Nasal polyps are swellings of the normal nasal lining that occur inside the nasal passages and sinuses (air-filled spaces behind the nose, eyes and cheeks).

They are typically pearly in colour and can vary in size. Each polyp is teardrop-shaped, and can look like a grape when fully grown.

You may not always know if you have nasal polyps because they can be difficult to see and don't always cause any symptoms.

What problems can they cause?

Nasal polyps usually only causeproblems if they are large orgrow in clusters.

Symptoms can include:

  • a blocked nose, which can make it difficult to breathe through your nose
  • a runny nose
  • mucus that drips from the back of your nose down your throat (post-nasal drip)
  • a Smell sense, loss of or taste
  • a feeling of fullness or pressure in the face
  • snoring
  • obstructive sleep apnoea (OSA) your airways become temporarily blocked while you're asleep, which can disturb your sleep

If polyps block your sinuses, theycan cause a build-up of fluid thatmay become infected (sinusitis) . If this happens, you may have facial pain, toothache and a high temperature (fever).

When to see your GP

The symptoms of nasal polyps can be very similar to those of more common conditions, such as a cold . However, colds tend to clear up within a few days, whereasnasal polyps usually won't get betterunless they'retreated.

You should see your GP if you have nasal symptoms that last a month or more.

What causes nasal polyps?
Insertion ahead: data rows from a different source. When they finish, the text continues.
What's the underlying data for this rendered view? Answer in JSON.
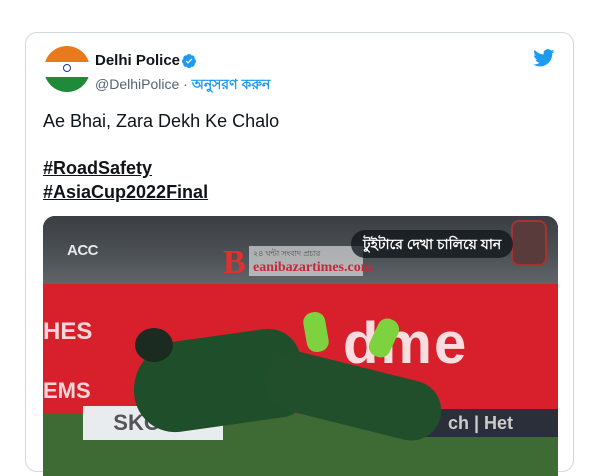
{
  "tweet": {
    "author_name": "Delhi Police",
    "handle": "@DelhiPolice",
    "separator": "·",
    "follow_label": "অনুসরণ করুন",
    "text": "Ae Bhai, Zara Dekh Ke Chalo",
    "hashtags": [
      "#RoadSafety",
      "#AsiaCup2022Final"
    ]
  },
  "media": {
    "overlay_button": "টুইটারে দেখা চালিয়ে যান",
    "acc_logo": "ACC",
    "banner_left_1": "HES",
    "banner_left_2": "EMS",
    "banner_big": "dme",
    "board_left": "SKODA",
    "board_right": "ch | Het",
    "watermark_letter": "B",
    "watermark_tagline": "২৪ ঘন্টা সংবাদ প্রচার",
    "watermark_site": "eanibazartimes.com"
  },
  "colors": {
    "accent": "#1d9bf0",
    "text": "#0f1419",
    "muted": "#536471",
    "border": "#cfd9de"
  },
  "icons": {
    "verified": "verified-badge-icon",
    "brand": "twitter-bird-icon"
  }
}
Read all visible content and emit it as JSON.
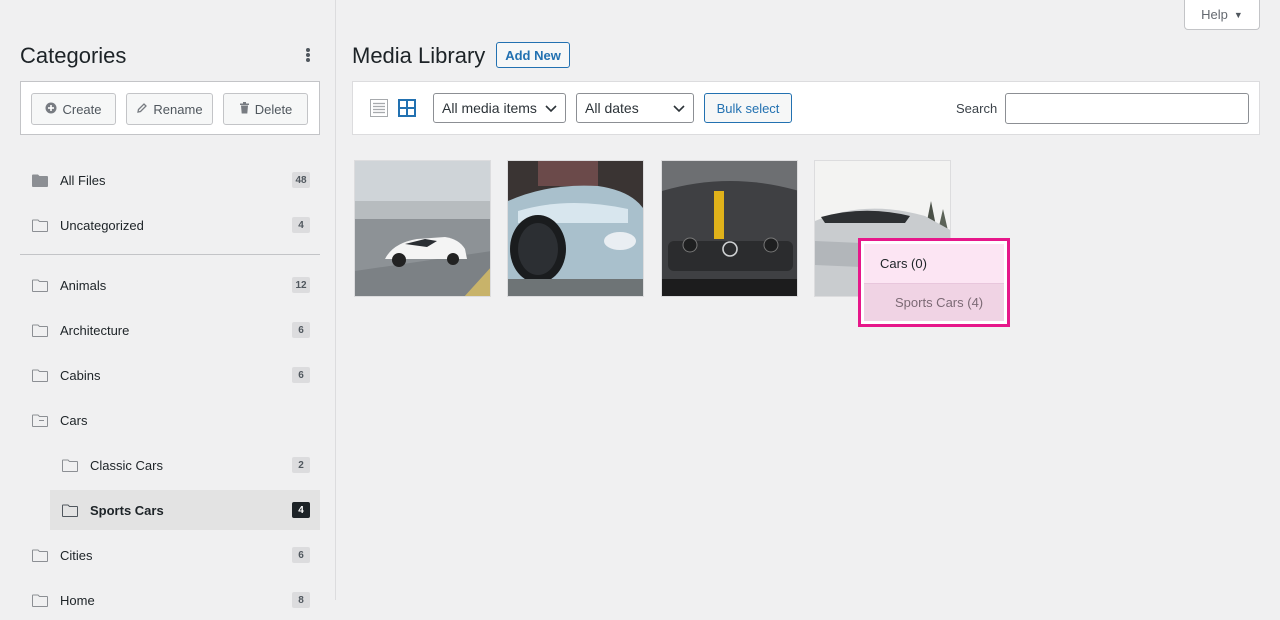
{
  "help": {
    "label": "Help",
    "caret": "▼"
  },
  "sidebar": {
    "title": "Categories",
    "actions": {
      "create": "Create",
      "rename": "Rename",
      "delete": "Delete"
    },
    "folders": [
      {
        "label": "All Files",
        "count": "48"
      },
      {
        "label": "Uncategorized",
        "count": "4"
      },
      {
        "label": "Animals",
        "count": "12"
      },
      {
        "label": "Architecture",
        "count": "6"
      },
      {
        "label": "Cabins",
        "count": "6"
      },
      {
        "label": "Cars",
        "count": ""
      },
      {
        "label": "Classic Cars",
        "count": "2"
      },
      {
        "label": "Sports Cars",
        "count": "4"
      },
      {
        "label": "Cities",
        "count": "6"
      },
      {
        "label": "Home",
        "count": "8"
      }
    ],
    "active_folder": "Sports Cars"
  },
  "main": {
    "title": "Media Library",
    "add_new": "Add New",
    "toolbar": {
      "media_filter": "All media items",
      "date_filter": "All dates",
      "bulk_select": "Bulk select",
      "search_label": "Search",
      "search_value": ""
    },
    "thumbnails": [
      {
        "alt": "white sports car on road"
      },
      {
        "alt": "silver supercar front"
      },
      {
        "alt": "dark Mercedes with yellow stripe"
      },
      {
        "alt": "white sports car near trees"
      }
    ]
  },
  "drag_popup": {
    "target": "Cars (0)",
    "source": "Sports Cars (4)",
    "border_color": "#e6178a"
  },
  "colors": {
    "accent": "#2271b1",
    "popup_accent": "#e6178a"
  }
}
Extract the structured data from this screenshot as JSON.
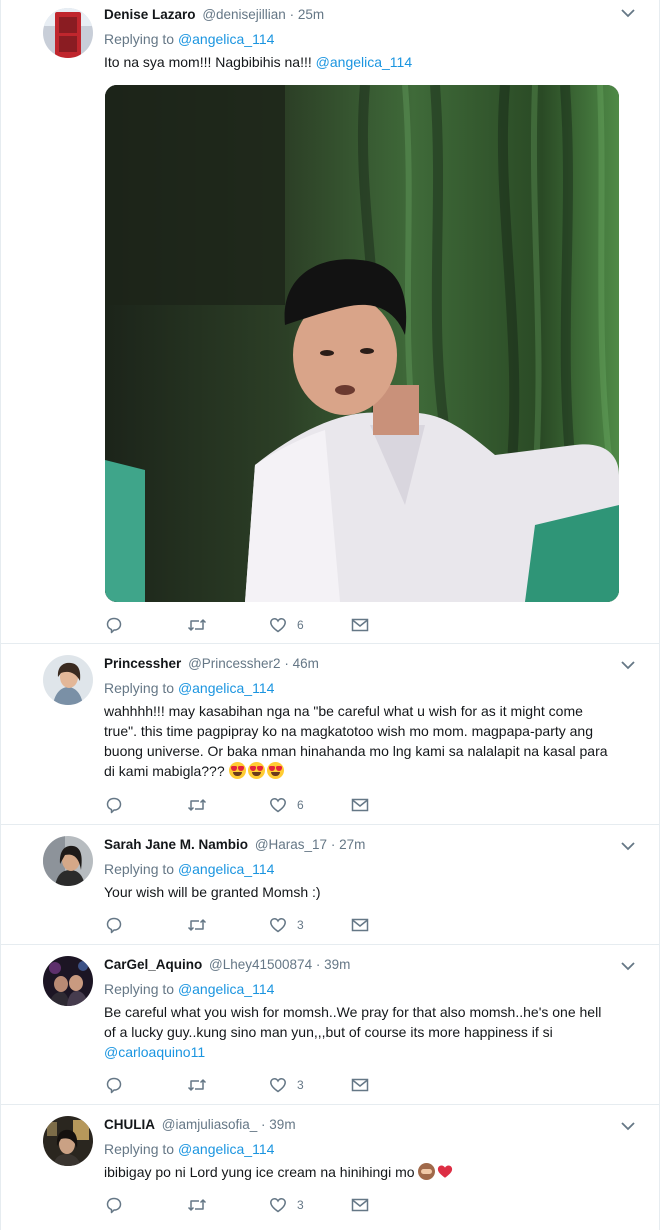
{
  "tweets": [
    {
      "name": "Denise Lazaro",
      "handle": "@denisejillian",
      "time": "25m",
      "replying_prefix": "Replying to",
      "replying_to": "@angelica_114",
      "text": "Ito na sya mom!!! Nagbibihis na!!! ",
      "text_mention": "@angelica_114",
      "likes": "6",
      "has_media": true
    },
    {
      "name": "Princessher",
      "handle": "@Princessher2",
      "time": "46m",
      "replying_prefix": "Replying to",
      "replying_to": "@angelica_114",
      "text_lines": [
        "wahhhh!!! may kasabihan nga na \"be careful what u wish for as it might come",
        "true\". this time pagpipray ko na magkatotoo wish mo mom.  magpapa-party ang",
        "buong universe. Or baka nman hinahanda mo lng kami sa nalalapit na kasal para",
        "di kami mabigla??? "
      ],
      "emojis": [
        "heart-eyes-emoji",
        "heart-eyes-emoji",
        "heart-eyes-emoji"
      ],
      "likes": "6"
    },
    {
      "name": "Sarah Jane M. Nambio",
      "handle": "@Haras_17",
      "time": "27m",
      "replying_prefix": "Replying to",
      "replying_to": "@angelica_114",
      "text": "Your wish will be granted Momsh :)",
      "likes": "3"
    },
    {
      "name": "CarGel_Aquino",
      "handle": "@Lhey41500874",
      "time": "39m",
      "replying_prefix": "Replying to",
      "replying_to": "@angelica_114",
      "text_lines": [
        "Be careful what you wish for momsh..We pray for that also momsh..he's one hell",
        "of a lucky guy..kung sino man yun,,,but of course its more happiness if si"
      ],
      "text_mention": "@carloaquino11",
      "likes": "3"
    },
    {
      "name": "CHULIA",
      "handle": "@iamjuliasofia_",
      "time": "39m",
      "replying_prefix": "Replying to",
      "replying_to": "@angelica_114",
      "text": "ibibigay po ni Lord yung ice cream na hinihingi mo ",
      "emojis": [
        "see-no-evil-monkey-emoji",
        "red-heart-emoji"
      ],
      "likes": "3"
    }
  ],
  "colors": {
    "link": "#1b95e0",
    "secondary_text": "#657786",
    "primary_text": "#14171a",
    "border": "#e6ecf0"
  }
}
Nasal polyps are thought to develop as a result of inflammation of the lining of the nasal passages and sinuses. The lining becomes increasingly swollen and then hangs down.

It's unclear exactly what triggers this inflammation, althoughcertain things can increase your risk of developing nasal polyps, including:

  • asthma 20-40% of people with nasal polyps also have asthma
  • aspirin intolerance allergy-like symptoms, such as a watery nose, occur if you take aspirin or other non-steroidal anti-inflammatory drugs (NSAIDs) , such as ibuprofen

Nasal polyps usually affect adults andare more common in men than women. They're rare in children.

Diagnosing nasal polyps

Your GP will ask you about your symptoms and examinethe inside of yournose.

Further testscarried out at the ear, nose and throat (ENT) department of your local hospital will often be needed to confirm polyps and to determine how large they are and how many you have.

This will usually involve an endoscopy (where a small tube with a camera at one end is inserted up your nostril) or a computerised tomography (CT) scan .

Treating nasal polyps

Nasal polyps can be difficult to get rid of permanently, but steroid medication can often help shrink them, and surgery to remove them can be carried out if medication doesn't help.

The main treatments are:

  • corticosteroid nose drops or nasal sprays to shrinkthe polyps over a number of weeks or months
  • corticosteroid tablets to shrinklarger or more troublesomepolyps quickly, although they're not usuallyused for more than 10 days because of the risk of side effects
  • surgery to remove large orpersistent polyps using tiny surgical instruments inserted up your nostrils

As polyps can grow back after treatment, including after surgery, you will usually be advised to continue using corticosteroid nasal sprays to help stop them returning quickly.


Content supplied by the NHS Website

Medically Reviewed by a doctor on 28 Nov 2016